The WHD concluded that the salary deductions proposed by the employer do not comply the salary basis requirement in 29 C.F.R. § 541.602(a). That provision states that “[i]f the employee is ready, willing and able to work, deductions may not be made for time when work is not available.” 29 C.F.R. § 541.602(a). While the WHD allows salary reductions that reflect a reduction in the normal scheduled workweek if the reductions are not designed to circumvent the salary basis requirement, the WHD determined that the employer’s deductions in this situation are the type that the salary basis requirement intends to preclude. For an employer to deduct an employer’s salary for taking VTO, the employee’s decision to take VTO must be completely voluntary and not “occasioned by the employer or by the operating requirements of the business.” 29 C.F.R. § 541.602(a).

Deductions for Paid Time Off

In this opinion letter, the employer proposed to require exempt employees to stay home or leave work early during periods of insufficient work. The employer would deduct the non-work time from the employees’ accrued paid time-off (PTO) accounts. If an employee’s accrued PTO account is exhausted, the employee’s salary will be reduced in full-day increments until it reaches the minimum salary required for the section 13(a)(1) exemption status, $455 per week.

The WHD stated that an employee is not paid “on a salary basis” if any deductions from the employee’s salary is made for full or partial day absences because of a lack of work. 29 C.F.R. § 541.602(a). Even if the absence is directed by the employer or results from a lack of work, an employer can substitute or reduce the employee’s accrued leave if the employee still received an amount equal to the employee’s guaranteed salary.

If an employer requires an exempt employee to work less than a full workweek, the employer must pay the employee’s full salary even if: (1) the employer does not have a bona-fide benefits plan; (2) the employee has no accrued benefits in the leave bank; (3) the employee has limited accrued leave benefits, and reducing that accrued leave will result in a negative balance; and (4) the employee already has a negative balance in the accrued leave bank. The WHD referred the employer to previous opinion letters dated October 24, 2005; May 27, 1999; February 18, 1999; May 23, 1996; and April 6, 1995.

The employer also asked whether it could schedule the exempt employee for less than forty hours and reduce the employee’s pay if the employee’s accrued PTO is exhausted. The employer would require the employee to be away from work one day a week and only pay the employee for four days.

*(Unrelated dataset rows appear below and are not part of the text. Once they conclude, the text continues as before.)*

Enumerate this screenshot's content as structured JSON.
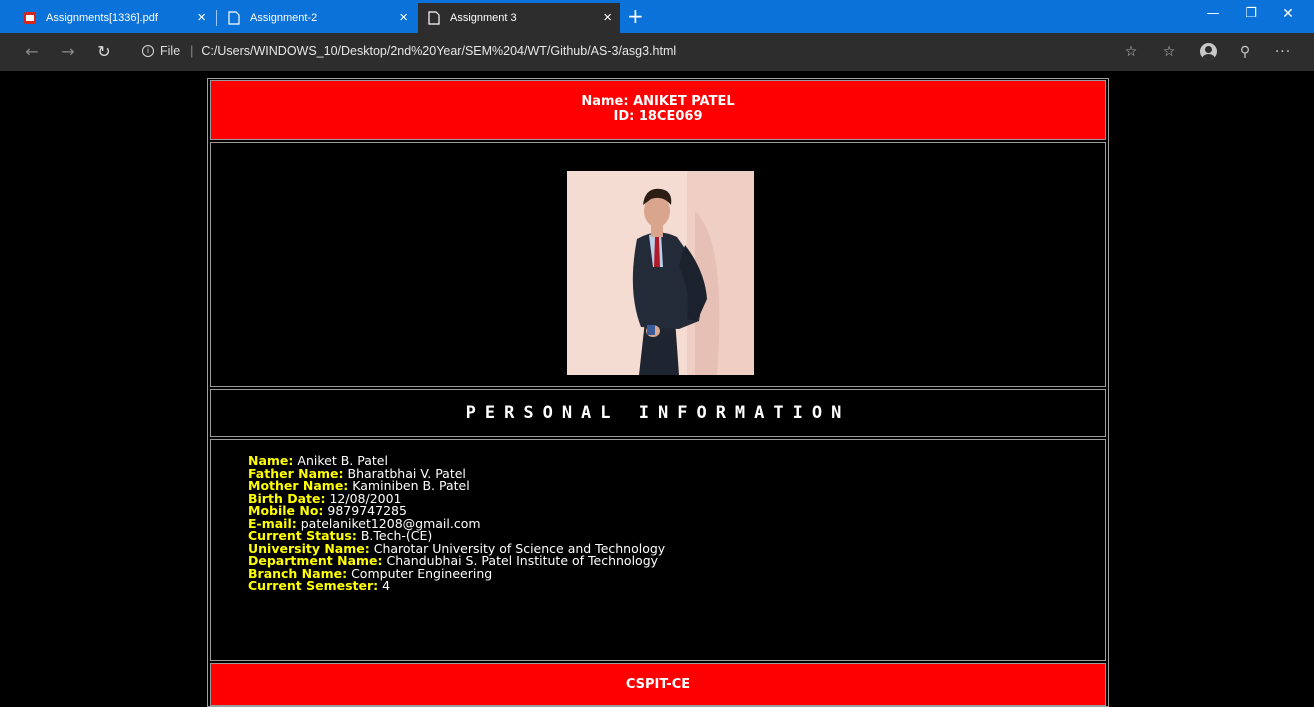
{
  "browser": {
    "tabs": [
      {
        "title": "Assignments[1336].pdf",
        "icon": "pdf-icon"
      },
      {
        "title": "Assignment-2",
        "icon": "page-icon"
      },
      {
        "title": "Assignment 3",
        "icon": "page-icon",
        "active": true
      }
    ],
    "file_label": "File",
    "url": "C:/Users/WINDOWS_10/Desktop/2nd%20Year/SEM%204/WT/Github/AS-3/asg3.html",
    "colors": {
      "tab_strip": "#0a72d8",
      "toolbar": "#2d2d2d"
    }
  },
  "page": {
    "header": {
      "name_line": "Name: ANIKET PATEL",
      "id_line": "ID: 18CE069"
    },
    "section_title": "PERSONAL INFORMATION",
    "info": [
      {
        "label": "Name:",
        "value": "Aniket B. Patel"
      },
      {
        "label": "Father Name:",
        "value": "Bharatbhai V. Patel"
      },
      {
        "label": "Mother Name:",
        "value": "Kaminiben B. Patel"
      },
      {
        "label": "Birth Date:",
        "value": "12/08/2001"
      },
      {
        "label": "Mobile No:",
        "value": "9879747285"
      },
      {
        "label": "E-mail:",
        "value": "patelaniket1208@gmail.com"
      },
      {
        "label": "Current Status:",
        "value": "B.Tech-(CE)"
      },
      {
        "label": "University Name:",
        "value": "Charotar University of Science and Technology"
      },
      {
        "label": "Department Name:",
        "value": "Chandubhai S. Patel Institute of Technology"
      },
      {
        "label": "Branch Name:",
        "value": "Computer Engineering"
      },
      {
        "label": "Current Semester:",
        "value": "4"
      }
    ],
    "footer": "CSPIT-CE",
    "colors": {
      "banner": "#ff0000",
      "label": "#ffff00",
      "background": "#000000"
    }
  }
}
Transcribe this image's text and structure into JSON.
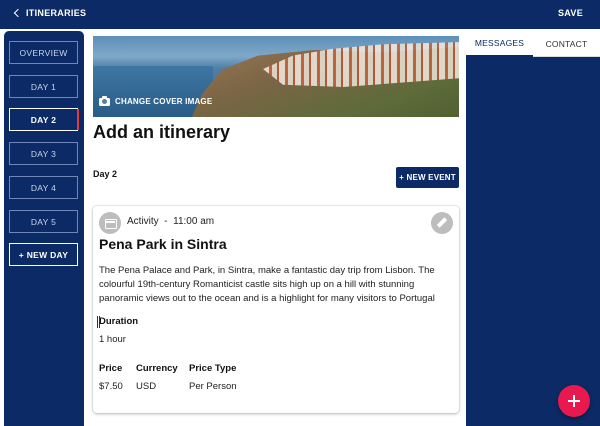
{
  "topbar": {
    "back_label": "ITINERARIES",
    "save_label": "SAVE"
  },
  "sidebar": {
    "items": [
      {
        "label": "OVERVIEW"
      },
      {
        "label": "DAY 1"
      },
      {
        "label": "DAY 2",
        "active": true
      },
      {
        "label": "DAY 3"
      },
      {
        "label": "DAY 4"
      },
      {
        "label": "DAY 5"
      }
    ],
    "new_day_label": "+ NEW DAY"
  },
  "main": {
    "cover_button": "CHANGE COVER IMAGE",
    "title": "Add an itinerary",
    "day_label": "Day 2",
    "new_event_label": "+ NEW EVENT",
    "event": {
      "type": "Activity",
      "separator": "-",
      "time": "11:00 am",
      "title": "Pena Park in Sintra",
      "description": "The Pena Palace and Park, in Sintra, make a fantastic day trip from Lisbon. The colourful 19th-century Romanticist castle sits high up on a hill with stunning panoramic views out to the ocean and is a highlight for many visitors to Portugal",
      "duration_label": "Duration",
      "duration_value": "1 hour",
      "price_label": "Price",
      "price_value": "$7.50",
      "currency_label": "Currency",
      "currency_value": "USD",
      "price_type_label": "Price Type",
      "price_type_value": "Per Person"
    }
  },
  "right_panel": {
    "tabs": [
      {
        "label": "MESSAGES",
        "active": true
      },
      {
        "label": "CONTACT"
      }
    ]
  },
  "colors": {
    "navy": "#0c2a66",
    "fab": "#e8194e",
    "active_marker": "#e53935"
  },
  "icons": [
    "chevron-left-icon",
    "chevron-right-icon",
    "camera-icon",
    "calendar-icon",
    "pencil-icon",
    "plus-icon"
  ]
}
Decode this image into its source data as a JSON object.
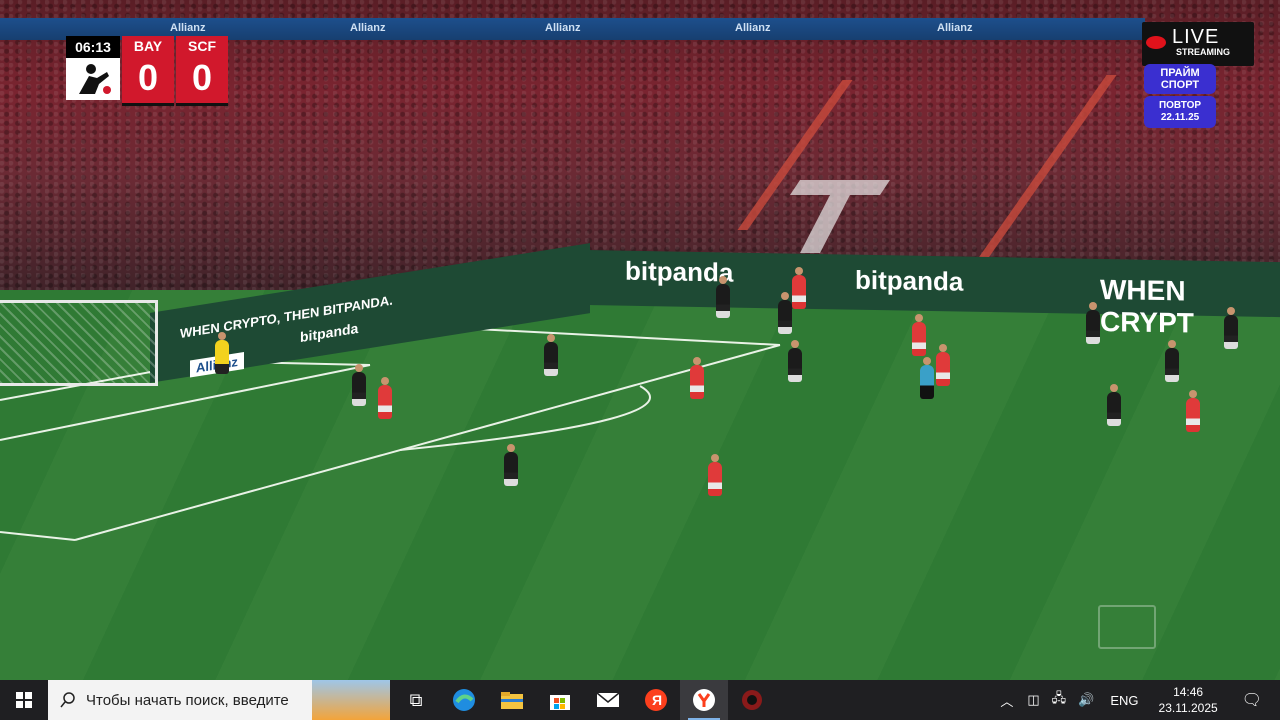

The WHD concluded that this practice would violate the salary basis requirement in 29 C.F.R. § 541.602(a) because the employee would not be paid on a fixed and guaranteed weekly salary basis without regard to the quantity of work performed. The WHD also concluded that a WHD opinion letter dated November 13, 1970, which the employer relied upon for support, is distinguishable from the employer’s proposal. In the 1970 letter, the employer proposed a permanent change from 52 five-day workweeks to 47 five-day workweeks and 5 four-day workweeks. The WHD found that the 1970 proposal did not circumvent the salary basis requirement because that employer paid the employees a bona fide reduction of one-fifth their salaries for a fixed schedule of five annually recurring four-day workweeks. In contrast, the WHD found that the plan proposed here was not part of a fixed schedule; instead, it made salary deductions based on day-to-day or week-to-week determinations of the operating requirements of the business. Because such determinations are inconsistent with the salary basis requirement, the WHD concluded that the employer’s proposed plan violated 29 C.F.R. § 541.602(a).